Implementation of SoundEx function is changed in SQL Server 2012, described here. For an example, the result of SOUNDEX(‘Csomorova’) in SQL Server 2012 is C561 whereas the result of it from SQL Server 2008 is C256.
It does not seem very significant to our life. But it gives you surprise when this function is used for a calculated column where the value of it is persisted in the index. The indexes containing this column will be disabled automatically after restoring an SQL Server 2008 database to SQL Server 2012. Here is the result
RESTORE DATABASE successfully processed 0 pages in 2.094 seconds (0.000 MB/sec).
Warning: The index "PK_blablaView" on "blaSchema"."blablaView" was disabled because the implementation of "soundex" have changed.
Warning: Clustered index 'PK_blaView' on view 'blaView' referencing table 'blaTable' was disabled as a result of disabling the index 'PK__blaTable'.
Warning: The index "PK__blaTable" on "blaSchema"."blaTable" was disabled because the implementation of "soundex" have changed.
The solution is to rebuild indexes after restore.
In my last post, I demonstrated how to mount a database with missing NDF files. In the end, we still have issues removing tables created over missing files, the files are taken offline. Be cautious of taking files offline since there is no (official) way to bring it back online. In either situation, you will need to modify/correct SQL Server metadata. This is allowed in SQL Server 2000 with “Allow ad hoc update” option turned on. However, it’s deprecated in SQL Server 2005 and removed in SQL Server 2008 and upper versions.
Continue reading “Bring Offline File Online — Modify SQL Server Metadata”
I wonder if you’ve had the situation that I had before where you have to attach a database with one or few missing .ndf files. It seems pretty common since I’ve just seen the same scenario at one of my clients. The reasons behind it are quite similar – They created a new file group with files to host some temporary data for data fixing or testing. New files were not created under the folder as usual and they thought they would remove them right after tasks complete. But the latter part got forgotten afterwards.
Continue reading “Attach Database with Missing NDF File”

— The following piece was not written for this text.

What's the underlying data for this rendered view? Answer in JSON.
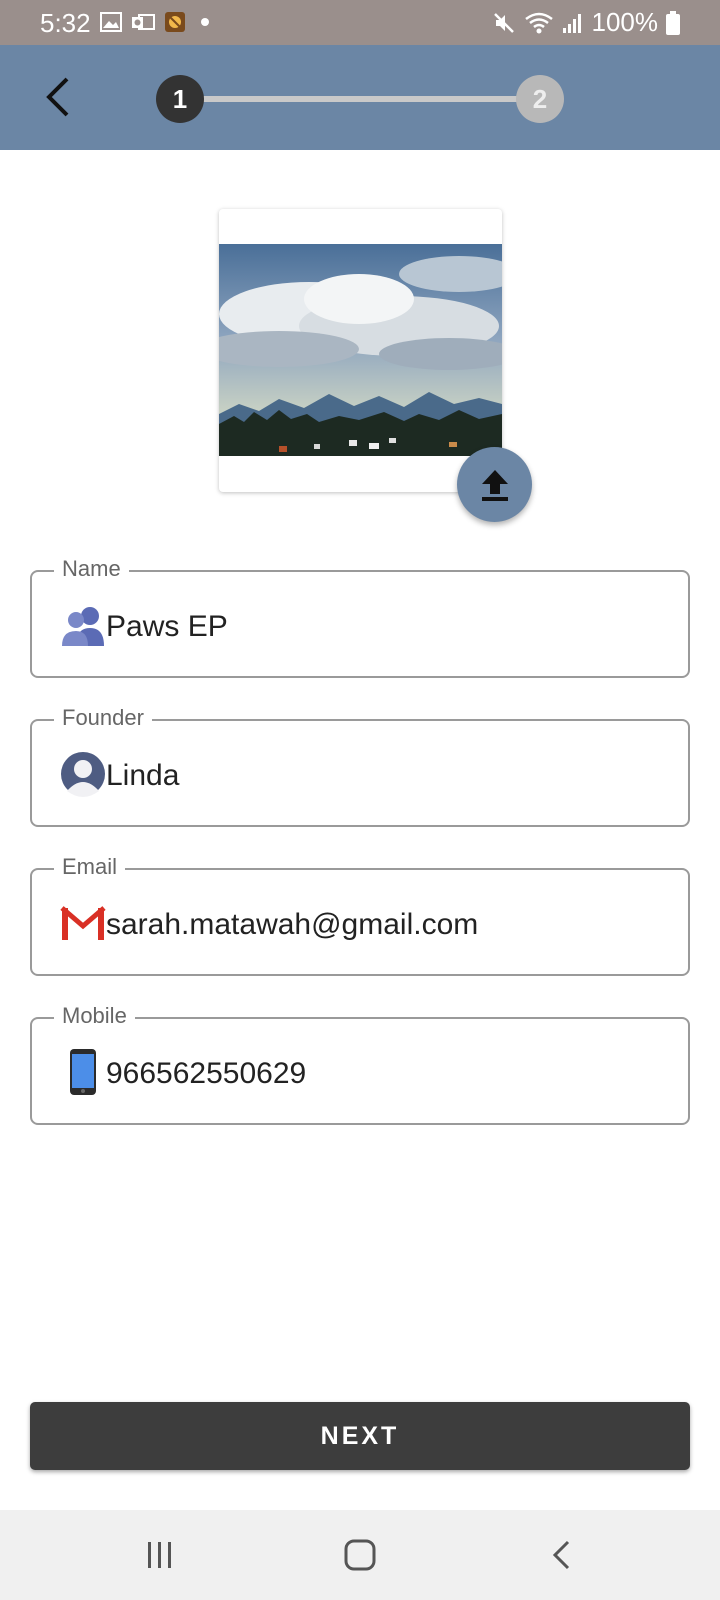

Refreshing QA environment is not an easy work when your backup files are terabytes in size. The challenges are not only on space but also on time. Some tables are never envolved into QA phase. Restoring them will waste of your time and space. If you put tables in different file groups, then you would have the option to not restore them. If they are accessed by QA test, you can rename existing corrupted table (file groups are not restored) and create an empty table to make the logic correct. Now, if there is a huge table holding the historical data for the system, QA only need the latest 2 partitions of worth of data for testing, most of the DBAs in this case will restore entire database fist, switch useless partions out of the table, drop the table and file group. What if you have space limitation that only allow you restore part of the database? The solution would be
- Restore database with primary file group and desired file groups
- create table empty table which has the same structure as original, including the partition scheme
- Swith the partition from existing table to the empty table
- Rename tables
That’s a big work especially when you have hundreds of partitions across multiple tables. Here I post my script for that. It supports full, differential, log, and point in time retore, as well as multiple partitions over tables.
Continue reading “Restore Database With Partitions Excluded (or Selected Partitions)”
There are always a chance databases suffering from severe system failure and hence causes database corruption, for instance, memory failure, hard drive failure, power failure and so on. Once the database gets corrupted, it’s almost hopeless to recover it without backup. So it’s very important to backup the databases for any database systems. There are two big categories in backup world – cold backup and hot backup. Continue reading “Cold and Hot Backup”